The first Tiny Use Case undertaken within the JVMG was about Japanese visual novel games and their characters. Japanese Visual Novel Games are prose-heavy interactive experiences whose main goal is to win the affections of one or more characters. Visual novel games feature situations and interaction proper of Japanese anime and manga, which the player navigates by choosing which path to take through the narrative at specific points. These points are presented as choices between multiple options, each of which will steer the player towards one character or another, or even towards a failure state. The player progress towards a character’s affection through a series of narrative events, until physical intimacy is reached. When intimacy gets physical, it is usually represented in pornographic fashion, with situations proper of pornographic manga and anime.
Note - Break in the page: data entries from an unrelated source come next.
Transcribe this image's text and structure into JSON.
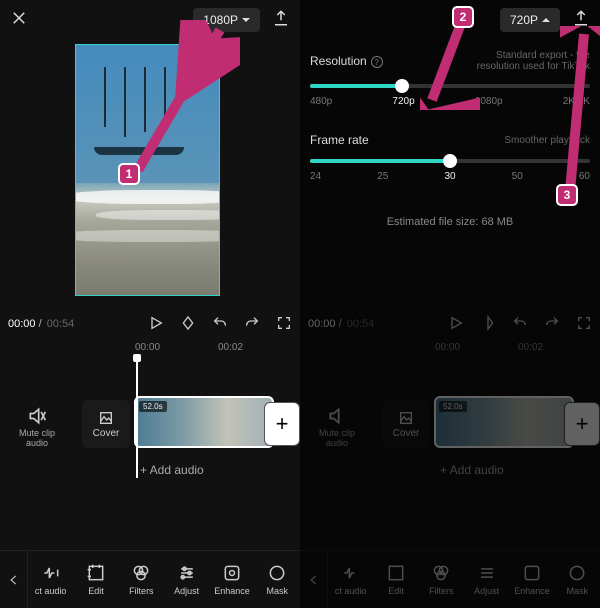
{
  "left": {
    "resolution_button": "1080P",
    "time_current": "00:00",
    "time_duration": "00:54",
    "ruler": [
      "00:00",
      "00:02"
    ],
    "mute_label_line1": "Mute clip",
    "mute_label_line2": "audio",
    "cover_label": "Cover",
    "clip_badge": "52.0s",
    "add_clip": "+",
    "add_audio": "+  Add audio",
    "toolbar": [
      {
        "id": "extract-audio",
        "label": "ct audio"
      },
      {
        "id": "edit",
        "label": "Edit"
      },
      {
        "id": "filters",
        "label": "Filters"
      },
      {
        "id": "adjust",
        "label": "Adjust"
      },
      {
        "id": "enhance",
        "label": "Enhance"
      },
      {
        "id": "mask",
        "label": "Mask"
      }
    ]
  },
  "right": {
    "resolution_button": "720P",
    "resolution": {
      "label": "Resolution",
      "hint": "Standard export - the resolution used for TikTok",
      "ticks": [
        "480p",
        "720p",
        "1080p",
        "2K/4K"
      ],
      "selected_index": 1,
      "fill_pct": 33
    },
    "framerate": {
      "label": "Frame rate",
      "hint": "Smoother playback",
      "ticks": [
        "24",
        "25",
        "30",
        "50",
        "60"
      ],
      "selected_index": 2,
      "fill_pct": 50
    },
    "estimate": "Estimated file size: 68 MB",
    "time_current": "00:00",
    "time_duration": "00:54",
    "ruler": [
      "00:00",
      "00:02"
    ],
    "mute_label_line1": "Mute clip",
    "mute_label_line2": "audio",
    "cover_label": "Cover",
    "clip_badge": "52.0s",
    "add_clip": "+",
    "add_audio": "+  Add audio",
    "toolbar": [
      {
        "id": "extract-audio",
        "label": "ct audio"
      },
      {
        "id": "edit",
        "label": "Edit"
      },
      {
        "id": "filters",
        "label": "Filters"
      },
      {
        "id": "adjust",
        "label": "Adjust"
      },
      {
        "id": "enhance",
        "label": "Enhance"
      },
      {
        "id": "mask",
        "label": "Mask"
      }
    ]
  },
  "annotations": {
    "b1": "1",
    "b2": "2",
    "b3": "3"
  }
}
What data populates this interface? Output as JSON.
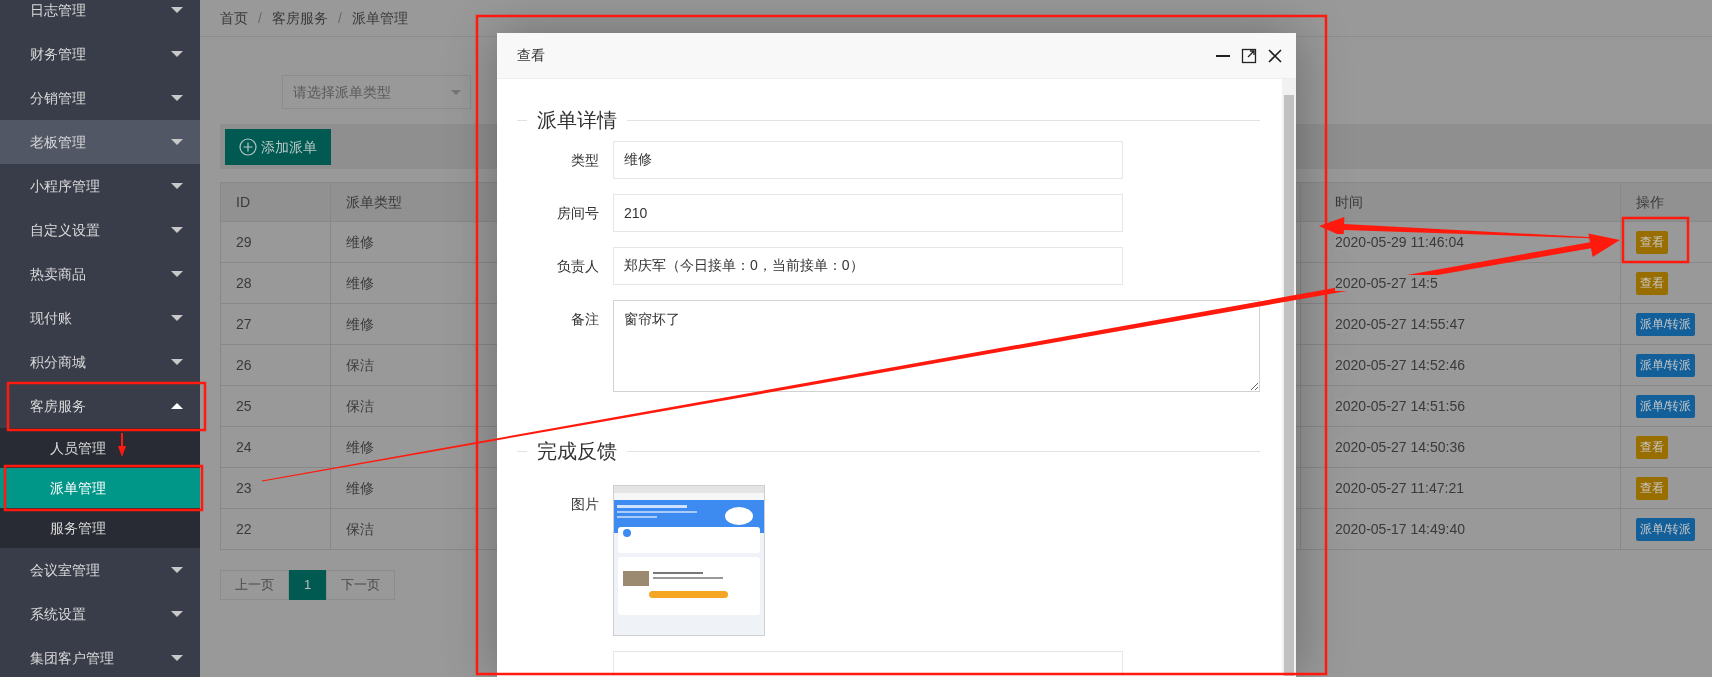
{
  "sidebar": {
    "items": [
      {
        "label": "日志管理",
        "expanded": false,
        "highlighted": false
      },
      {
        "label": "财务管理",
        "expanded": false,
        "highlighted": false
      },
      {
        "label": "分销管理",
        "expanded": false,
        "highlighted": false
      },
      {
        "label": "老板管理",
        "expanded": false,
        "highlighted": true
      },
      {
        "label": "小程序管理",
        "expanded": false,
        "highlighted": false
      },
      {
        "label": "自定义设置",
        "expanded": false,
        "highlighted": false
      },
      {
        "label": "热卖商品",
        "expanded": false,
        "highlighted": false
      },
      {
        "label": "现付账",
        "expanded": false,
        "highlighted": false
      },
      {
        "label": "积分商城",
        "expanded": false,
        "highlighted": false
      },
      {
        "label": "客房服务",
        "expanded": true,
        "highlighted": false,
        "children": [
          {
            "label": "人员管理",
            "selected": false
          },
          {
            "label": "派单管理",
            "selected": true
          },
          {
            "label": "服务管理",
            "selected": false
          }
        ]
      },
      {
        "label": "会议室管理",
        "expanded": false,
        "highlighted": false
      },
      {
        "label": "系统设置",
        "expanded": false,
        "highlighted": false
      },
      {
        "label": "集团客户管理",
        "expanded": false,
        "highlighted": false
      }
    ]
  },
  "breadcrumb": [
    {
      "kind": "link",
      "text": "首页"
    },
    {
      "kind": "separator",
      "text": "/"
    },
    {
      "kind": "link",
      "text": "客房服务"
    },
    {
      "kind": "separator",
      "text": "/"
    },
    {
      "kind": "current",
      "text": "派单管理"
    }
  ],
  "filter": {
    "placeholder": "请选择派单类型"
  },
  "toolbar": {
    "add_button": "添加派单"
  },
  "table": {
    "columns": [
      "ID",
      "派单类型",
      "时间",
      "操作"
    ],
    "rows": [
      {
        "id": "29",
        "type": "维修",
        "time": "2020-05-29 11:46:04",
        "actions": [
          {
            "kind": "view",
            "label": "查看"
          }
        ]
      },
      {
        "id": "28",
        "type": "维修",
        "time": "2020-05-27 14:5",
        "actions": [
          {
            "kind": "view",
            "label": "查看"
          }
        ]
      },
      {
        "id": "27",
        "type": "维修",
        "time": "2020-05-27 14:55:47",
        "actions": [
          {
            "kind": "dispatch",
            "label": "派单/转派"
          }
        ]
      },
      {
        "id": "26",
        "type": "保洁",
        "time": "2020-05-27 14:52:46",
        "actions": [
          {
            "kind": "dispatch",
            "label": "派单/转派"
          }
        ]
      },
      {
        "id": "25",
        "type": "保洁",
        "time": "2020-05-27 14:51:56",
        "actions": [
          {
            "kind": "dispatch",
            "label": "派单/转派"
          }
        ]
      },
      {
        "id": "24",
        "type": "维修",
        "time": "2020-05-27 14:50:36",
        "actions": [
          {
            "kind": "view",
            "label": "查看"
          }
        ]
      },
      {
        "id": "23",
        "type": "维修",
        "time": "2020-05-27 11:47:21",
        "actions": [
          {
            "kind": "view",
            "label": "查看"
          }
        ]
      },
      {
        "id": "22",
        "type": "保洁",
        "time": "2020-05-17 14:49:40",
        "actions": [
          {
            "kind": "dispatch",
            "label": "派单/转派"
          }
        ]
      }
    ]
  },
  "pagination": {
    "prev": "上一页",
    "pages": [
      {
        "label": "1",
        "selected": true
      }
    ],
    "next": "下一页"
  },
  "modal": {
    "title": "查看",
    "sections": [
      {
        "legend": "派单详情",
        "fields": [
          {
            "kind": "input",
            "label": "类型",
            "value": "维修"
          },
          {
            "kind": "input",
            "label": "房间号",
            "value": "210"
          },
          {
            "kind": "input",
            "label": "负责人",
            "value": "郑庆军（今日接单：0，当前接单：0）"
          },
          {
            "kind": "textarea",
            "label": "备注",
            "value": "窗帘坏了"
          }
        ]
      },
      {
        "legend": "完成反馈",
        "fields": [
          {
            "kind": "image",
            "label": "图片"
          },
          {
            "kind": "input"
          }
        ]
      }
    ]
  }
}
Japanese Visual novel games present an interesting research object in the form of character design elements: are these characters simply anime/manga characters deployed into an interactive framework with pornography along the way or is there some specificity to characters in visual novel games? How can we employ the JVMG data efforts to garner insights into the distinctiveness (or lack thereof ) of characters in visual novel games? Can we test this against knowledge from both the researcher and scholars in the field?
The importance of characters to the game experience is, by itself, not something distinctive. For all intents and purposes a character can exist as manga, anime and within a video game without any media having ‘precedence’ over the other. One example is Uzumaki Naruto from the eponymous franchise: while the manga has come out before the animated adaptation, there is no substantial difference between Uzumaki Naruto within the manga or within the anime.
Certain characters can also exist before media adaptation, an example of which is Hello Kitty. Characters in visual novel game are design according to specific practices which call for the usage and re-usage of shared conventionalized elements. A visual novel game character can be immediately compared to another by highlighting the commonalities in character design they possess. This is beyond authors quoting one another, and is more akin to a common system shared by content creators and also content consumers.Continue Reading
Following the success of our project launching workshop in July 2019, the work on processing community databases started in earnest (you can read about the technical details of the process in relation to ontology creation and data transformation). By November 2019, we were ready to start examining the data and our infrastructure through the lens of exploratory research.
We decided to adopt the Tiny Use Case workflow methodology to have a number of short-term research projects that would be substantial enough to generate meaningful and interesting results in their own right, but would be compact enough to provide an ongoing stream of feedback on issues with the database, the project infrastructure, and researcher needs. Since each Tiny Use Case is only 3-4 months long, it provides us with an excellent tool for assessing our progress and for uncovering newer issues, as each TUC has a different focus and somewhat different requirements.continue reading